In the meantime, issues also arose over manufacturing rights under the agreement.


In May 2012 Tumu and Navilluso invoked dispute procedures under the agreement. They referred the trustees' failure to register an encumbrance in favour of Navilluso to dispute resolution, leading ultimately to the appointment of an arbitrator.


At the time of this hearing it appears that the trustees may take some issue in relation to the arbitration process but the evidence before the Court indicates that the dispute over the non-registration of the encumbrance is now to be considered as the subject matter of an arbitral process.

Application that caveat not lapse — the principles

The principles which I adopt in relation to Navilluso's application are these:

  • (a) The burden of establishing that Navilluso has a reasonably arguable case for the interest claimed is upon Navilluso as caveator;

  • (b) Navilluso must show an entitlement to, or beneficial interest in, the estate referred to in the caveat by virtue of an unregistered agreement or an instrument or transmission or of any trust expressed or implied: s 137 Land Transfer Act 1952;

  • (c) The summary procedure involved in an application of this nature is wholly unsuitable for the determination of disputed questions of fact — an order for removal of the caveat will not be made unless it is clear that the caveat cannot be maintained either because there was no valid ground for lodging it or that such valid ground as then existed no longer does so;

  • (d) When the applicant's burden has been discharged, there remains a discretion as to whether to remove the caveat, which will be exercised cautiously;

  • (e) The Court has jurisdiction to impose conditions when making orders.


As these principles indicate, the caveat lapsing jurisdiction is not fertile territory for a respondent's attack on the current state of the law, based on arguments of principle or otherwise as to what the law should instead be. The caveator lodges its caveat in the light of the current state of law and is then entitled, assuming its basic facts are made out, to have its caveated interest recognised as at least arguable.

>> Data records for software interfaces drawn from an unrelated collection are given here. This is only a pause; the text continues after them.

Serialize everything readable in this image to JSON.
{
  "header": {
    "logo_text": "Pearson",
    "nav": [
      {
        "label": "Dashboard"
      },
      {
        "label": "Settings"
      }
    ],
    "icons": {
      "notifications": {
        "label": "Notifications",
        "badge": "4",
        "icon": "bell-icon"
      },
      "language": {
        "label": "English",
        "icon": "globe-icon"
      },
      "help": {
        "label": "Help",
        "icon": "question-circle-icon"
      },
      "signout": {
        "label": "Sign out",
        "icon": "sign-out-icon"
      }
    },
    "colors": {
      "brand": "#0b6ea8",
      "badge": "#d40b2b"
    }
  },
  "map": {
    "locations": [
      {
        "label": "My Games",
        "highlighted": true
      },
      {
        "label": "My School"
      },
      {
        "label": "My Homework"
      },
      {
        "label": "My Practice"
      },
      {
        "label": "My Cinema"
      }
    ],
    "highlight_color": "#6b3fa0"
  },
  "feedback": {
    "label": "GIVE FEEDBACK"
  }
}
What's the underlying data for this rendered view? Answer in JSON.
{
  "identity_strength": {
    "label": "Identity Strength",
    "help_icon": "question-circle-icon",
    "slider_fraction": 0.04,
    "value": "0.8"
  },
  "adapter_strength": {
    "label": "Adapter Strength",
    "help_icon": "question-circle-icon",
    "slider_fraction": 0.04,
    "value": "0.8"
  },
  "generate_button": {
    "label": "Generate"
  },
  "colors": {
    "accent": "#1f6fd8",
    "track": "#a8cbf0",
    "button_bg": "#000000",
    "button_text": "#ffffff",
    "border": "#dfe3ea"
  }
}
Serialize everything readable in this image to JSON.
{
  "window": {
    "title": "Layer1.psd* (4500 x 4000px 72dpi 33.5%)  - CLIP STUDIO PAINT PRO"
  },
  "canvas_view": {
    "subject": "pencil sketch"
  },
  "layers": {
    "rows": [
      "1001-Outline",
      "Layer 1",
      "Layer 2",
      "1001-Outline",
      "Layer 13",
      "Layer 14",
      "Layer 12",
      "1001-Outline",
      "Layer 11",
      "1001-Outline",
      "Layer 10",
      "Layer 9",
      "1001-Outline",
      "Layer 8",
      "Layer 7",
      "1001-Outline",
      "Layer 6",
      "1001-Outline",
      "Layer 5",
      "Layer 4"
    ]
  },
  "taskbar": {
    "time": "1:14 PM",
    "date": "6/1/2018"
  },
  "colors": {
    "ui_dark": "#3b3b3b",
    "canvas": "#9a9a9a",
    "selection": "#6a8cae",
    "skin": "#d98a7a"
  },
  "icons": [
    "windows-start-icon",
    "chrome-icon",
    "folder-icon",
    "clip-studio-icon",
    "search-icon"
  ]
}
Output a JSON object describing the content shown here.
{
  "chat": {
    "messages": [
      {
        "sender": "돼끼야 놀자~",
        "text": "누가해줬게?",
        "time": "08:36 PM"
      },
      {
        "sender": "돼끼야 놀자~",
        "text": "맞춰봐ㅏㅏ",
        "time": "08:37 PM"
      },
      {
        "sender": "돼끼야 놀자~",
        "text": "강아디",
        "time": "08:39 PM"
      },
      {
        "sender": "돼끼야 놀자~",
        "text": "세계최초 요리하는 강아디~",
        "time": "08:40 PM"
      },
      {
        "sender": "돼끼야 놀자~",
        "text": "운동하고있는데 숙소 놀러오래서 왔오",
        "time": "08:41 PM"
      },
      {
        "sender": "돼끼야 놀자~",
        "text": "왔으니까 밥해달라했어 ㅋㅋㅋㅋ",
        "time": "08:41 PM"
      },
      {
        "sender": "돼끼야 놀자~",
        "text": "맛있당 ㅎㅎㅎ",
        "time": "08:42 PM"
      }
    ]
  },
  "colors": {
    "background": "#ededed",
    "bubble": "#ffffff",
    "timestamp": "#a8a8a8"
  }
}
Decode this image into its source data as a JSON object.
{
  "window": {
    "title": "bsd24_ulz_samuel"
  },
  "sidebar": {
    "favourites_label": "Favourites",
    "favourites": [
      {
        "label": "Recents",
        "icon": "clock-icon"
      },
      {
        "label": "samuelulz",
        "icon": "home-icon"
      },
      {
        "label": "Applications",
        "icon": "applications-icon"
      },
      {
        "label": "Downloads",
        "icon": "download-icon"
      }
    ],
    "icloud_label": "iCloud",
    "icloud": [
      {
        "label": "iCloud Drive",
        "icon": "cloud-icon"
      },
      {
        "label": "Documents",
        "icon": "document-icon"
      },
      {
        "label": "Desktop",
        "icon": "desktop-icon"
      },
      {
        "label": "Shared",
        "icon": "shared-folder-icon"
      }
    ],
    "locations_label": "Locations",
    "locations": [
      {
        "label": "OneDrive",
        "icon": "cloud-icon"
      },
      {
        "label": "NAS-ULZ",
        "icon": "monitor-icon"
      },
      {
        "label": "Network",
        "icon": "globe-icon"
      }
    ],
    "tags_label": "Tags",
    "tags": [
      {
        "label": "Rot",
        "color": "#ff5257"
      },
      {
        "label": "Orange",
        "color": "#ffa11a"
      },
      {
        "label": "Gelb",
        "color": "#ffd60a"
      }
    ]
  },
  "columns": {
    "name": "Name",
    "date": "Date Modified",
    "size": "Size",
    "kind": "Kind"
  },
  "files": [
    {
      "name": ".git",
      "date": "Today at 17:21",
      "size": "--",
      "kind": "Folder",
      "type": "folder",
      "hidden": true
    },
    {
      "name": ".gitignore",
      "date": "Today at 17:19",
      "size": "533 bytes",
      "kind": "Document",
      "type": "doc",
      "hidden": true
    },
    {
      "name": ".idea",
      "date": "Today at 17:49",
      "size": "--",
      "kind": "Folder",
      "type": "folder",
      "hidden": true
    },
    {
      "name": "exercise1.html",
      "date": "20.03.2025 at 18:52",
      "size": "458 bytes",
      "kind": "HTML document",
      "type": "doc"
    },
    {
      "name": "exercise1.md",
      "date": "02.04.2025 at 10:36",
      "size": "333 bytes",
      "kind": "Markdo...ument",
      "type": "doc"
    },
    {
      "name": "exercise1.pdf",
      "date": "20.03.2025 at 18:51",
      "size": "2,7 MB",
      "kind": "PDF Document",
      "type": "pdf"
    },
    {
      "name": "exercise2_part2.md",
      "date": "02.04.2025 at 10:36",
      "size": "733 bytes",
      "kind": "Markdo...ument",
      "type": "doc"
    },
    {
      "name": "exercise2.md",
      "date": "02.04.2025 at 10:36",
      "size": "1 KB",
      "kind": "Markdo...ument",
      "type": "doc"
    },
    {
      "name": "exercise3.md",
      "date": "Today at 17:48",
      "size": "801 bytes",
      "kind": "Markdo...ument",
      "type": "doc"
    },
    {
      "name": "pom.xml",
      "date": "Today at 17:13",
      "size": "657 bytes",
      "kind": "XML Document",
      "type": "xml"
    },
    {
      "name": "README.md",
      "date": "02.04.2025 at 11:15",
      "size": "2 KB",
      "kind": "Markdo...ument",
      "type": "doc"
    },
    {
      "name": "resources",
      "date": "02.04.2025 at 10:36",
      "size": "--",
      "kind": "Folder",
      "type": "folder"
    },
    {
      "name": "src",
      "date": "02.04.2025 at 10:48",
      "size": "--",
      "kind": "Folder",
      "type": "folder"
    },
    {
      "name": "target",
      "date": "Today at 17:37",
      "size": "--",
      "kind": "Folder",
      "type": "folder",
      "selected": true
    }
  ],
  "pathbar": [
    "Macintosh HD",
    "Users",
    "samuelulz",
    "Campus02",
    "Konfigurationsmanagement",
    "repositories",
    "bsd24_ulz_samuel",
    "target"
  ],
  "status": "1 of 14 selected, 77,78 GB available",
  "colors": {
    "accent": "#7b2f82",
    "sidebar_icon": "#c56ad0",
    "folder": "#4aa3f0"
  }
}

The appropriate jurisdiction in which a respondent should argue for alteration or improvement of the existing legal principles is at a substantive hearing when the Court is equipped to deal with the level of sophistication, including analysis of any policy issues, that is required for a reformulation of legal principles.

The existing principles in relation to encumbrance instruments and covenants in gross

As used in land law, a...

To continue reading

Request your trial
1 cases
  • Navilluso Holdings Limited v Davidson HC Nap
    • New Zealand
    • High Court
    • 23 October 2012

VLEX uses login cookies to provide you with a better browsing experience. If you click on 'Accept' or continue browsing this site we consider that you accept our cookie policy. ACCEPT